* [WHAT THIS TASK INVOLVES]
Could you repeat the records shown below exactly as written?

* [DATA SECTION]
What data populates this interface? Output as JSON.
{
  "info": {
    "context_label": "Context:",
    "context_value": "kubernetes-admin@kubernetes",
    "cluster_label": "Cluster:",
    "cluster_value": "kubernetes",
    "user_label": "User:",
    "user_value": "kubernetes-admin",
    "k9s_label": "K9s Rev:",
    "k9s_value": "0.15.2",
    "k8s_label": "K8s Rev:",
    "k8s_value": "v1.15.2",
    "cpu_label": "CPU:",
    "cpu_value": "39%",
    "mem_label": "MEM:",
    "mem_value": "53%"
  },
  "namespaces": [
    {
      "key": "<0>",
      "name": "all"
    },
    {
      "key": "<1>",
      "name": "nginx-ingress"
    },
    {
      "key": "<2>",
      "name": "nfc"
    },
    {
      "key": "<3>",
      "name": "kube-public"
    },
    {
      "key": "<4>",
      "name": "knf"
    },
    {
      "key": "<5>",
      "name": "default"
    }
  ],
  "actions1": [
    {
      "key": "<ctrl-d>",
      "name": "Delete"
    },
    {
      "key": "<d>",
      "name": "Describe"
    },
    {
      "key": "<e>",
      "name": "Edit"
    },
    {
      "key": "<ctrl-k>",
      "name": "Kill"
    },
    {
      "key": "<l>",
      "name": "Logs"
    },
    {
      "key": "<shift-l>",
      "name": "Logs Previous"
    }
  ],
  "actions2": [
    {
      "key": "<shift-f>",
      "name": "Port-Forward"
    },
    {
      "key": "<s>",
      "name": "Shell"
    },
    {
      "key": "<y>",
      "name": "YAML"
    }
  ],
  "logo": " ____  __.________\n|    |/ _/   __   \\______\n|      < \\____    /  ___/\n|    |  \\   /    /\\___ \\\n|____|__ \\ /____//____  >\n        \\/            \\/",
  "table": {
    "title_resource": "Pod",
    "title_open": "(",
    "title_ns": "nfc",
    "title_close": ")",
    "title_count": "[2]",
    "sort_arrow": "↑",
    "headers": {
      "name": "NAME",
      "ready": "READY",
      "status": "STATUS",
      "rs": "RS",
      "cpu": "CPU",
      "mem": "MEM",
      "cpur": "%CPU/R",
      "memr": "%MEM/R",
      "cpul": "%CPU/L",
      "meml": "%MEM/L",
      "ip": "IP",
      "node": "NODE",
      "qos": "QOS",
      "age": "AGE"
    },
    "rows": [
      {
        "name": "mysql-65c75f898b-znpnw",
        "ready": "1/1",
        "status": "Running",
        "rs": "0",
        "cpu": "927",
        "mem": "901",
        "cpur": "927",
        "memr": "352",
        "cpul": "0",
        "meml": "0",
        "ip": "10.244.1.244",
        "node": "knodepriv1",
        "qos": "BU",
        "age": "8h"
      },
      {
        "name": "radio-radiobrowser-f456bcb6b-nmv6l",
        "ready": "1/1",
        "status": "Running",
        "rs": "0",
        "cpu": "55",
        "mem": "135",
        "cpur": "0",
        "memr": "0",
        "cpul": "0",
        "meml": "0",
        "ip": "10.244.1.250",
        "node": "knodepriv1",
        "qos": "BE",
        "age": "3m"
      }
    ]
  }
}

* [RESPONSE TO THIS EXERCISE]
What data populates this interface? Output as JSON.
{
  "info": {
    "context_label": "Context:",
    "context_value": "kubernetes-admin@kubernetes",
    "cluster_label": "Cluster:",
    "cluster_value": "kubernetes",
    "user_label": "User:",
    "user_value": "kubernetes-admin",
    "k9s_label": "K9s Rev:",
    "k9s_value": "0.15.2",
    "k8s_label": "K8s Rev:",
    "k8s_value": "v1.15.2",
    "cpu_label": "CPU:",
    "cpu_value": "39%",
    "mem_label": "MEM:",
    "mem_value": "53%"
  },
  "namespaces": [
    {
      "key": "<0>",
      "name": "all"
    },
    {
      "key": "<1>",
      "name": "nginx-ingress"
    },
    {
      "key": "<2>",
      "name": "nfc"
    },
    {
      "key": "<3>",
      "name": "kube-public"
    },
    {
      "key": "<4>",
      "name": "knf"
    },
    {
      "key": "<5>",
      "name": "default"
    }
  ],
  "actions1": [
    {
      "key": "<ctrl-d>",
      "name": "Delete"
    },
    {
      "key": "<d>",
      "name": "Describe"
    },
    {
      "key": "<e>",
      "name": "Edit"
    },
    {
      "key": "<ctrl-k>",
      "name": "Kill"
    },
    {
      "key": "<l>",
      "name": "Logs"
    },
    {
      "key": "<shift-l>",
      "name": "Logs Previous"
    }
  ],
  "actions2": [
    {
      "key": "<shift-f>",
      "name": "Port-Forward"
    },
    {
      "key": "<s>",
      "name": "Shell"
    },
    {
      "key": "<y>",
      "name": "YAML"
    }
  ],
  "logo": " ____  __.________\n|    |/ _/   __   \\______\n|      < \\____    /  ___/\n|    |  \\   /    /\\___ \\\n|____|__ \\ /____//____  >\n        \\/            \\/",
  "table": {
    "title_resource": "Pod",
    "title_open": "(",
    "title_ns": "nfc",
    "title_close": ")",
    "title_count": "[2]",
    "sort_arrow": "↑",
    "headers": {
      "name": "NAME",
      "ready": "READY",
      "status": "STATUS",
      "rs": "RS",
      "cpu": "CPU",
      "mem": "MEM",
      "cpur": "%CPU/R",
      "memr": "%MEM/R",
      "cpul": "%CPU/L",
      "meml": "%MEM/L",
      "ip": "IP",
      "node": "NODE",
      "qos": "QOS",
      "age": "AGE"
    },
    "rows": [
      {
        "name": "mysql-65c75f898b-znpnw",
        "ready": "1/1",
        "status": "Running",
        "rs": "0",
        "cpu": "927",
        "mem": "901",
        "cpur": "927",
        "memr": "352",
        "cpul": "0",
        "meml": "0",
        "ip": "10.244.1.244",
        "node": "knodepriv1",
        "qos": "BU",
        "age": "8h"
      },
      {
        "name": "radio-radiobrowser-f456bcb6b-nmv6l",
        "ready": "1/1",
        "status": "Running",
        "rs": "0",
        "cpu": "55",
        "mem": "135",
        "cpur": "0",
        "memr": "0",
        "cpul": "0",
        "meml": "0",
        "ip": "10.244.1.250",
        "node": "knodepriv1",
        "qos": "BE",
        "age": "3m"
      }
    ]
  }
}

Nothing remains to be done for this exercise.